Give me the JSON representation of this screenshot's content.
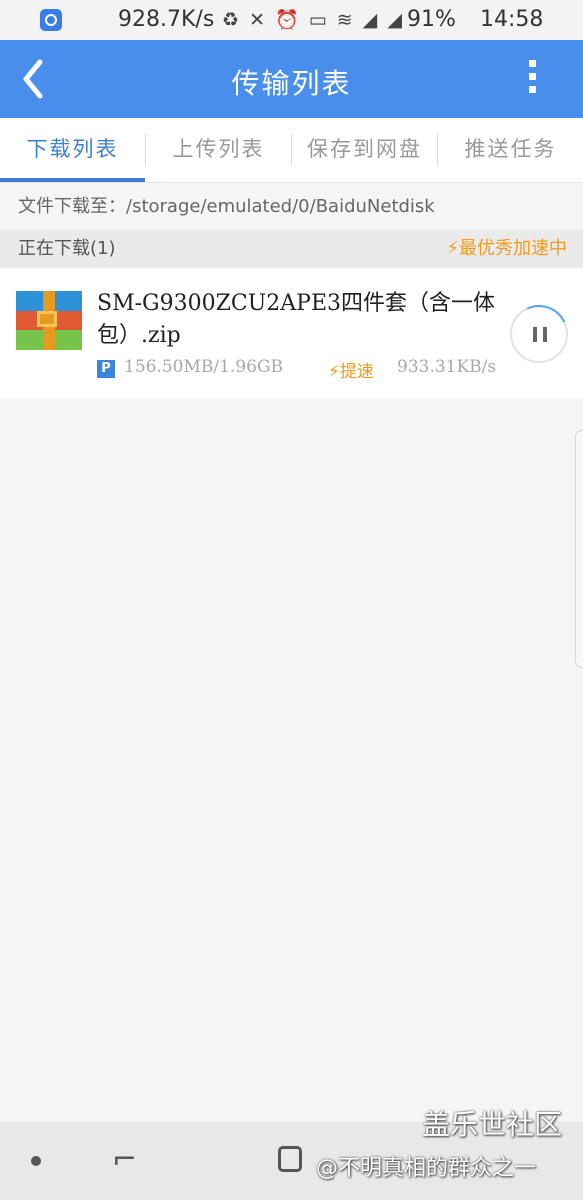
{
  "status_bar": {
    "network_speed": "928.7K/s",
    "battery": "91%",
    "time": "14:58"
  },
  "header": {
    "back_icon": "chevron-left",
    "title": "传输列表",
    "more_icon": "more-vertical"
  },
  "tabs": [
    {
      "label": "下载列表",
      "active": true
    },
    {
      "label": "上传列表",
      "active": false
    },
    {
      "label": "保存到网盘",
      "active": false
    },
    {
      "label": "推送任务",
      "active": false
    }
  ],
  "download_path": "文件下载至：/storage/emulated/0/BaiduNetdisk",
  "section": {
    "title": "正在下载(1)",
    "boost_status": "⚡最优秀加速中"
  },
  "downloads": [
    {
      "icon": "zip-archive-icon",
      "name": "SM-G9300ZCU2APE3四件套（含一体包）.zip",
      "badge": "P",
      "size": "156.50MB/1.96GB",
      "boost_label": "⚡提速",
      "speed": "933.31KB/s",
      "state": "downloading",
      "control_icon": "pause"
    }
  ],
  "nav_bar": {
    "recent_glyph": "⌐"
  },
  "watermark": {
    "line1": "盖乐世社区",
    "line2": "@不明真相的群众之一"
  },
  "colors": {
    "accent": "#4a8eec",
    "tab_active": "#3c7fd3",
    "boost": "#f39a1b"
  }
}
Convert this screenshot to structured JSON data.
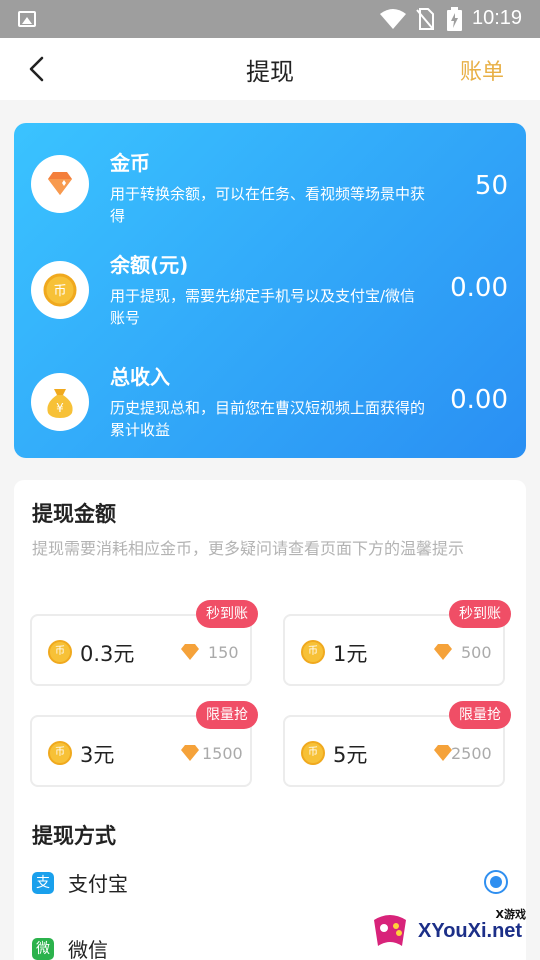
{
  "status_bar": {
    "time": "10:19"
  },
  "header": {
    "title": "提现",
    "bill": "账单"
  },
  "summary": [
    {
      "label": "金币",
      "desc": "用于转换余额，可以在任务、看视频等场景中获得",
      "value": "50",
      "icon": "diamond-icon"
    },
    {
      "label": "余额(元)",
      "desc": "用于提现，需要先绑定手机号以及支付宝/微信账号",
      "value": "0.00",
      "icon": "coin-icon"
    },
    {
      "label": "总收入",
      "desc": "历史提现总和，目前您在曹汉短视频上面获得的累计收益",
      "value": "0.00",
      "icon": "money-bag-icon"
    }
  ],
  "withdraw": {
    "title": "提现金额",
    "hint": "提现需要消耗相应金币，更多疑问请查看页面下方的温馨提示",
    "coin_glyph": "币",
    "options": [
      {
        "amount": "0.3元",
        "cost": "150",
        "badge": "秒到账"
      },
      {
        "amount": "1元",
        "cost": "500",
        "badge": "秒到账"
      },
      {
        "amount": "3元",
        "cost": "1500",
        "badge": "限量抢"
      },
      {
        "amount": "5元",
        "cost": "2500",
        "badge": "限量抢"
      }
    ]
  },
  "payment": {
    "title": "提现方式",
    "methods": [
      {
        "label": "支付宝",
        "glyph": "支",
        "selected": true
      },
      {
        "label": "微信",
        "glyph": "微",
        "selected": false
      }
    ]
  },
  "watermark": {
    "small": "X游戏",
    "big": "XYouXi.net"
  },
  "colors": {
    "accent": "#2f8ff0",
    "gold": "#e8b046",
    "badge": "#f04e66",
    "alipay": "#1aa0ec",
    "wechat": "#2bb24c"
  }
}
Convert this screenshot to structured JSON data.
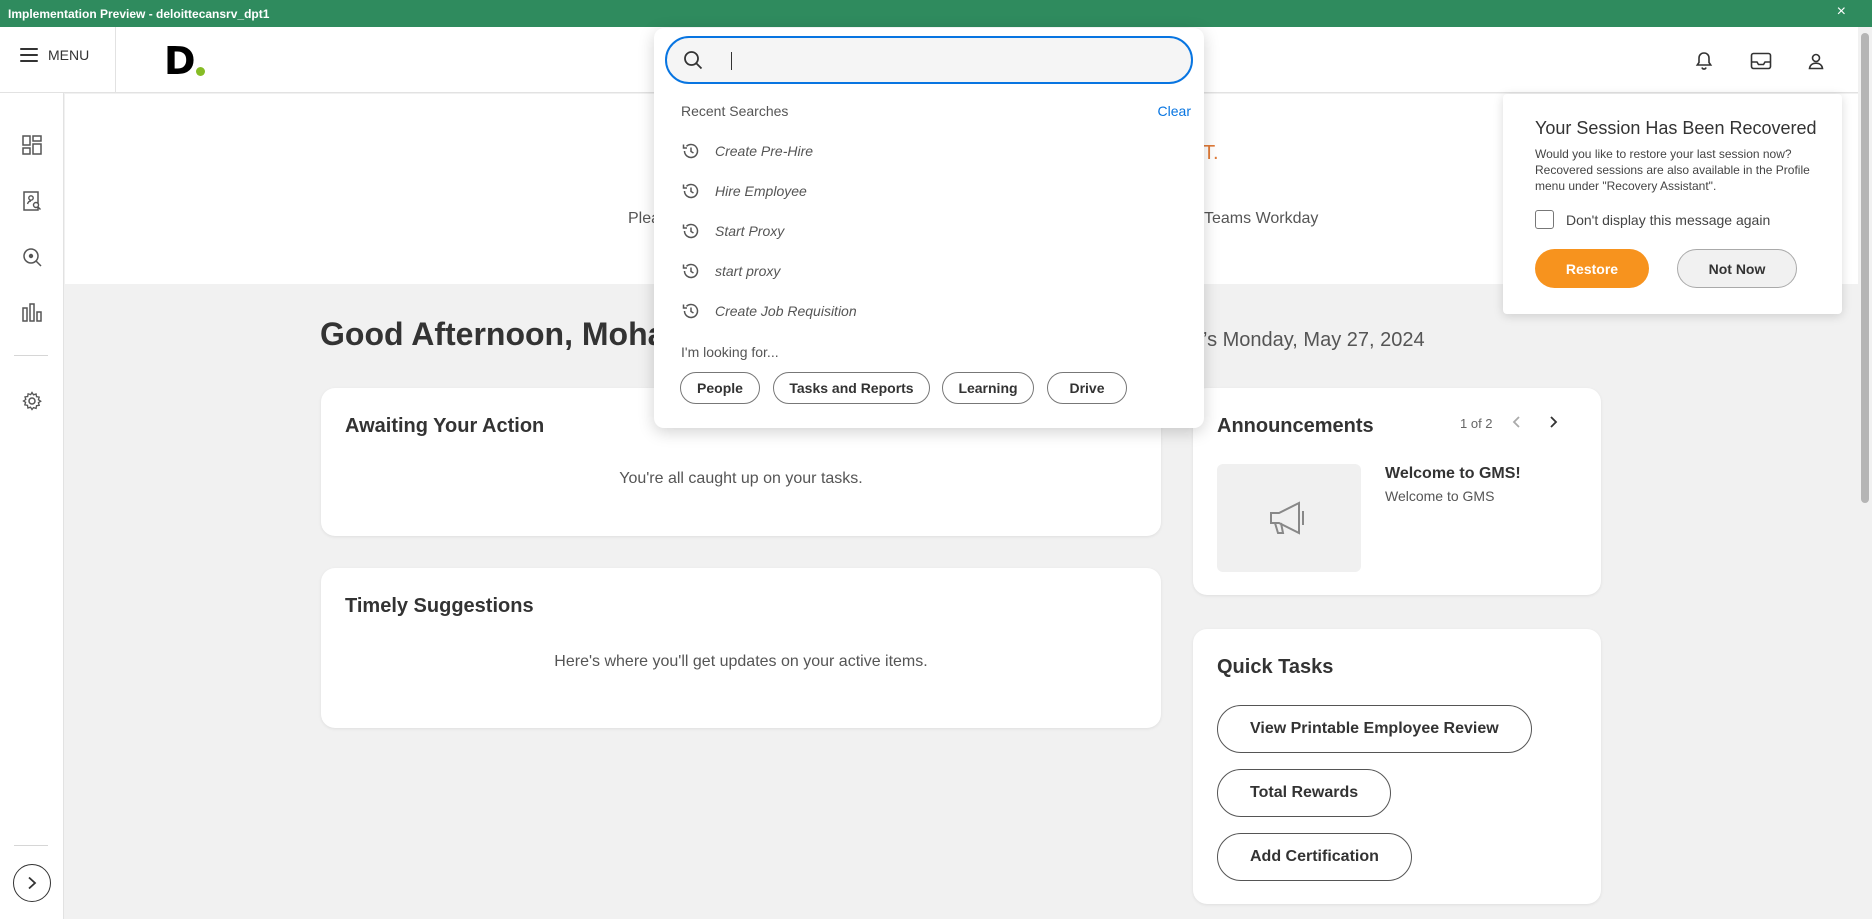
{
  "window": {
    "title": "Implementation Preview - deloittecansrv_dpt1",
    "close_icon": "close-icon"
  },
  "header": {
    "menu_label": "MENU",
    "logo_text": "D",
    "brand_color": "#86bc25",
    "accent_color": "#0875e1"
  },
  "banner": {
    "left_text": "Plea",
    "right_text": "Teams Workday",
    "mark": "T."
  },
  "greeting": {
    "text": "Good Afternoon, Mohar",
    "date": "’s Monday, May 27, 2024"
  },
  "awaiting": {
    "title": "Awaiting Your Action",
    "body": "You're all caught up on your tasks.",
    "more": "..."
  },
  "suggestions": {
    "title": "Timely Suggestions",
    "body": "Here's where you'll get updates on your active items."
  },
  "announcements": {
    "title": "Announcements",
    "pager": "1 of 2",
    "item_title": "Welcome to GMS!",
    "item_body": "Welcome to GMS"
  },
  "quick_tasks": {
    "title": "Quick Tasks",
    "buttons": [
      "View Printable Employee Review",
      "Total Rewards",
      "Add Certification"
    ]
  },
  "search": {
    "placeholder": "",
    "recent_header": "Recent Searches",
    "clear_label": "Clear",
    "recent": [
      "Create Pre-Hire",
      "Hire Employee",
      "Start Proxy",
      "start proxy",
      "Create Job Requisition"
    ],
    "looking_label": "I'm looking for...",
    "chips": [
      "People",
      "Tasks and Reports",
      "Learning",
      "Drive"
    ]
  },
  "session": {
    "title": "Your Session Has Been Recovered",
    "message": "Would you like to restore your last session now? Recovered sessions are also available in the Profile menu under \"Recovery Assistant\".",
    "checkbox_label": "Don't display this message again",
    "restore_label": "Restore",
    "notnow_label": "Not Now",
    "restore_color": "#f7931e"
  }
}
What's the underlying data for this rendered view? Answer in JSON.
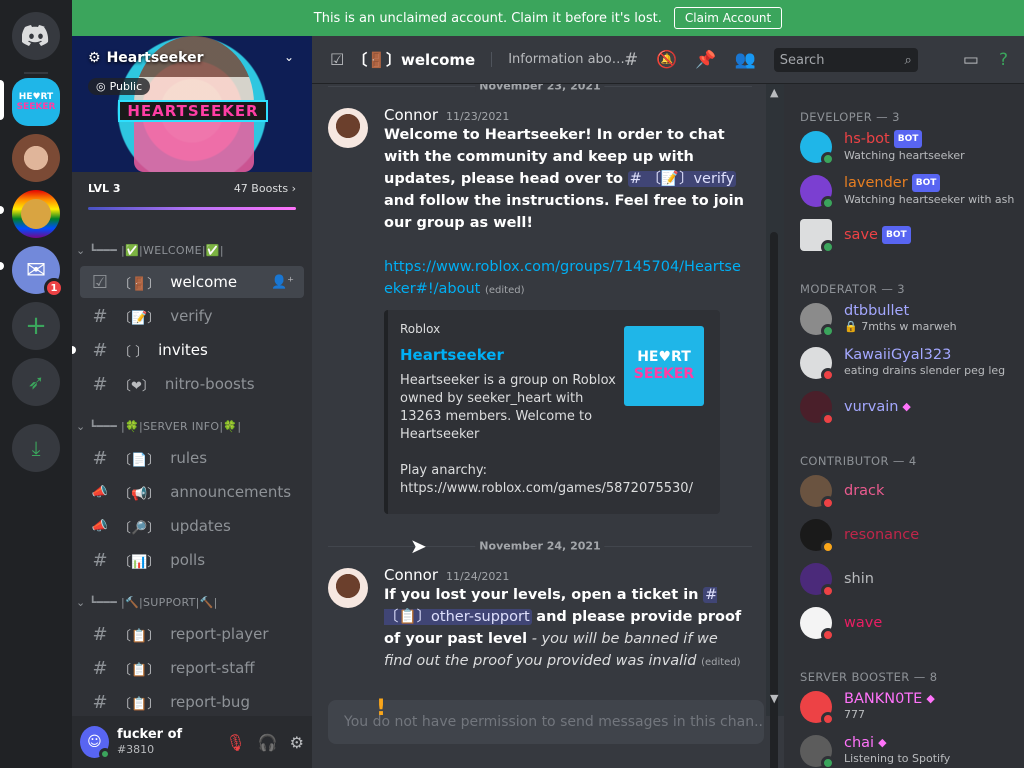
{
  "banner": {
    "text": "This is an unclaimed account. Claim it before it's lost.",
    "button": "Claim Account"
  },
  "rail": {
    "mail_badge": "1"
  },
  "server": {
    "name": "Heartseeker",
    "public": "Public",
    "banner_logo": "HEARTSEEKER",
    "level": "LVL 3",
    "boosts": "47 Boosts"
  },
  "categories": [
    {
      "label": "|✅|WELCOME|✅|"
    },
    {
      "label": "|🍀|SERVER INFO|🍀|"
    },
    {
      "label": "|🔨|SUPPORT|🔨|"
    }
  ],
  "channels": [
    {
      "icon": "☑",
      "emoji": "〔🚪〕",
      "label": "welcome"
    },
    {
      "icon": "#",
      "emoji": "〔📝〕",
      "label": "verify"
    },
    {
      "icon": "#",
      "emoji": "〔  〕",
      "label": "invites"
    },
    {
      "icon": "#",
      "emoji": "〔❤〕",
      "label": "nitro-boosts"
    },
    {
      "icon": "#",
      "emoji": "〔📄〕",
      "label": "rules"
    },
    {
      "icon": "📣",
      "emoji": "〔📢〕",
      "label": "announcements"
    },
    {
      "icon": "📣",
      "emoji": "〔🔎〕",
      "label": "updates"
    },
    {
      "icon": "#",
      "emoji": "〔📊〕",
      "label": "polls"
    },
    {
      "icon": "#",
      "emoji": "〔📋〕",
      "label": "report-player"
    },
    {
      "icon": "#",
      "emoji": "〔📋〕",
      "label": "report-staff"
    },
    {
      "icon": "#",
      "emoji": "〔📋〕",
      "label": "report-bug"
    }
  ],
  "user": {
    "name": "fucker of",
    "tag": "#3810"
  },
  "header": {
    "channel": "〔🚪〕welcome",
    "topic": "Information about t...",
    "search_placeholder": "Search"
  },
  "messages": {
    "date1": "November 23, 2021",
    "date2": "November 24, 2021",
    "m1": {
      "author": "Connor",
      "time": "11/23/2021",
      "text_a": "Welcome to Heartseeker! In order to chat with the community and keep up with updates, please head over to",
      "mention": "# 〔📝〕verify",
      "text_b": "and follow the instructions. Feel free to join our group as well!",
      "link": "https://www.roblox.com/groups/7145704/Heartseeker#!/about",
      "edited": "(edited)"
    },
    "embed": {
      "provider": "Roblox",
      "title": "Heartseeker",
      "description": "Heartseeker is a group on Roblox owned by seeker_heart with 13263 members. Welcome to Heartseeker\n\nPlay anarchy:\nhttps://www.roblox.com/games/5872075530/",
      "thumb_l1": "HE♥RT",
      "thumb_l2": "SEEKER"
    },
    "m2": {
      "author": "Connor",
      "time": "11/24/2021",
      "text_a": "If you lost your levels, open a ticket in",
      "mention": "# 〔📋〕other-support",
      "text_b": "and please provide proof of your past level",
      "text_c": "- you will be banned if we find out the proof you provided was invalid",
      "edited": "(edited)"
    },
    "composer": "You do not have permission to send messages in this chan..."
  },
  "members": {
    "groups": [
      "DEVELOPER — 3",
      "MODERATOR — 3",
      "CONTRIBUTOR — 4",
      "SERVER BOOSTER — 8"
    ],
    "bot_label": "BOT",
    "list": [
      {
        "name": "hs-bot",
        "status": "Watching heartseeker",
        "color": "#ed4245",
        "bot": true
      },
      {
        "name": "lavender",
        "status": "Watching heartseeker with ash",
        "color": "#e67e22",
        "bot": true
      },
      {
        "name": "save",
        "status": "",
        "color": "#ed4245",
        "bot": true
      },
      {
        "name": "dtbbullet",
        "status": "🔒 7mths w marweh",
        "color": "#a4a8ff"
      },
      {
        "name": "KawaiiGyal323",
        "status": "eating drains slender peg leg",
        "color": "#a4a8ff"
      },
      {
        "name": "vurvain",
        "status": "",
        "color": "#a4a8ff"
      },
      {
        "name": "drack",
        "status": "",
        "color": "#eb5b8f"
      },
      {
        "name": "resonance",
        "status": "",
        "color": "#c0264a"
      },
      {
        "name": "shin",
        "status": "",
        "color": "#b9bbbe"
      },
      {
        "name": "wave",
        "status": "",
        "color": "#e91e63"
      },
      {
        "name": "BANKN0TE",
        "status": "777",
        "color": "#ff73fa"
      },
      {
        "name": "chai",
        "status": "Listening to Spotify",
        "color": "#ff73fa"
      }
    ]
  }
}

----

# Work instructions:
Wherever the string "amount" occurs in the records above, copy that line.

# Response to this exercise:
        "amount": "0.3元",
        "amount": "1元",
        "amount": "3元",
        "amount": "5元",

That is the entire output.